“If we spend more time up front with potential apprentices getting them over that ready-to-work hurdle, and employers new to the trainer role, and follow through with ongoing help over the first 18 months or so, we can smooth out the bumps.”

Shorter specialist courses

Another initiative being developed is to introduce new courses to reflect the change in the way things are done in the building industry nowadays. There has been a big increase in specialist supply and install companies – for example, frame and truss, plasterboard fix and install etc.

“We’re seeing a lot more specialisation where a company focuses on just one part of the building process,” says Quinn, “so there is a need for courses to reflect this trend – shorter courses in specialist areas, which don’t require a full apprenticeship.

“Someone specialising in one discipline can go on from there and possibly do other modules in other specialist areas of building and construction, leading to becoming a fully qualified builder.

“We need to encourage shorter, more focused courses, which are currently not covered by the government’s fee scheme. We believe this would be a logical next step for the government’s initiative.

“For the industry to be able to respond to the current demand, and to reach the KiwiBuild target of 100,000 affordable new homes within 10 years, we are going to need more specialist skills.

“We’re doing a trial starting this year with six different trade specialist companies. It’s great for the companies and great for those who don't want to do the full-on apprenticeship thing, and in the meantime, it gets these young people on the ladder.”

Financial incentive for employers?

Small building companies and one-man bands don't tend to take on apprentices. But for six months in 2013, under the Government's 'reboot' scheme, that changed, as subsidies were handed out to employers and apprentices.

The scheme was aimed at improving numbers in the industry as the Christchurch re-build began, and to help cope with the Auckland housing crisis. Quinn and Florence believe a similar plan could be timely now.

In the last 12 months, the demand by builders for apprentices and the number of people seeking apprenticeships is pretty well matched, although currently, there are “more builders looking for apprentices than the other way round,” according to Florence.

“A scheme like 'reboot' could be good. But I think if central government wants to support the industry, a better option would be a commitment to supporting the employers in the downturns so they have the confidence to take on an apprentice even if the building industry takes a dip in their area.

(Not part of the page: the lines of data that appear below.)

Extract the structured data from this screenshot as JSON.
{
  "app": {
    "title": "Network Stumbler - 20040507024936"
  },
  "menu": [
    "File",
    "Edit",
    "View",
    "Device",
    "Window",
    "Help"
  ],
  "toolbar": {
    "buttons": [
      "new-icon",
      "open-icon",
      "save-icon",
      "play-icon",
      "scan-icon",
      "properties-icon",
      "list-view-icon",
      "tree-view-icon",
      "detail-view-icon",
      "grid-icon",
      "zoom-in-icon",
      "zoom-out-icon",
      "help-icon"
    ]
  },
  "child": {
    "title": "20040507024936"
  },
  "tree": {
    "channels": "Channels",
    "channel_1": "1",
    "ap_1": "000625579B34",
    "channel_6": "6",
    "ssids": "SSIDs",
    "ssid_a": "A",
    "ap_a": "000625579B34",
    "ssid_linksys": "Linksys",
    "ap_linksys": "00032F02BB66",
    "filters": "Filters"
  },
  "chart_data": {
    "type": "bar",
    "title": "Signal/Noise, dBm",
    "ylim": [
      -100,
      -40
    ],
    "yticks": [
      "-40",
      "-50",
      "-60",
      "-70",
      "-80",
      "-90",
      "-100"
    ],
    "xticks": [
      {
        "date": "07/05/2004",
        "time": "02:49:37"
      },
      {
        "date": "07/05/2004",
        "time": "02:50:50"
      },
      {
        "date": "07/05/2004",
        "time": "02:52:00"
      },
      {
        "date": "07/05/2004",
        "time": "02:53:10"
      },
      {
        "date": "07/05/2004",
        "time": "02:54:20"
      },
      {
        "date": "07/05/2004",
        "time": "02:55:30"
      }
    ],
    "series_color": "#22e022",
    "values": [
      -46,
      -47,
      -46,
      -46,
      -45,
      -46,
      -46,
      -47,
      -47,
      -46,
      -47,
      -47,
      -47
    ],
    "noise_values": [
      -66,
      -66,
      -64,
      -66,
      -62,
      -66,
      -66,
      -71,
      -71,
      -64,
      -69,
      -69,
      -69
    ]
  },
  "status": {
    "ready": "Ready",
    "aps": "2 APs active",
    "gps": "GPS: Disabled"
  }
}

“We know that future activity is going to be high for many years to come, but much stronger in the north than in the south. So some kind of support for those in the south, in certain areas, could be worth looking at.”

Not enough Kiwis

Another contributing factor to the critical shortage of apprentice tradespeople is the fact that fifteen years ago, New Zealand had a very low number of births and consequently, there are fewer school leavers coming through the system.

Around 65,000 workers are needed in construction in the next five years, and growth forecasts for qualified tradespeople in New Zealand in the same timeframe is about half that number. So even if we can ramp up the number of builders taking on apprentices, there will still be a shortfall. 

As happened in the Christchurch rebuild, the gap was filled by overseas tradespeople, but with pending immigration cuts, building industry productivity could be disadvantaged.

“I think the Immigration policy will have an effect, absolutely, but I’ve heard Minister Twyford already talking about potentially exempting construction from the immigration targets by bringing in KiwiBuild apprentices or KiwiBuild immigrants", says Florence.

“Labour has said that the KiwiBuild programme would be implemented in conjunction with a KiwiBuild Visa to address current skills shortages in the sector. But the KiwiBuild visa scheme is limited to between 1,000 and 1,500 at a given a time. So it looks like there will be a significant shortfall.

“I think the government today is realising that if they want to cut immigration targets it’s going to affect their ability to meet their building targets. They’ve made some pretty bold promises.”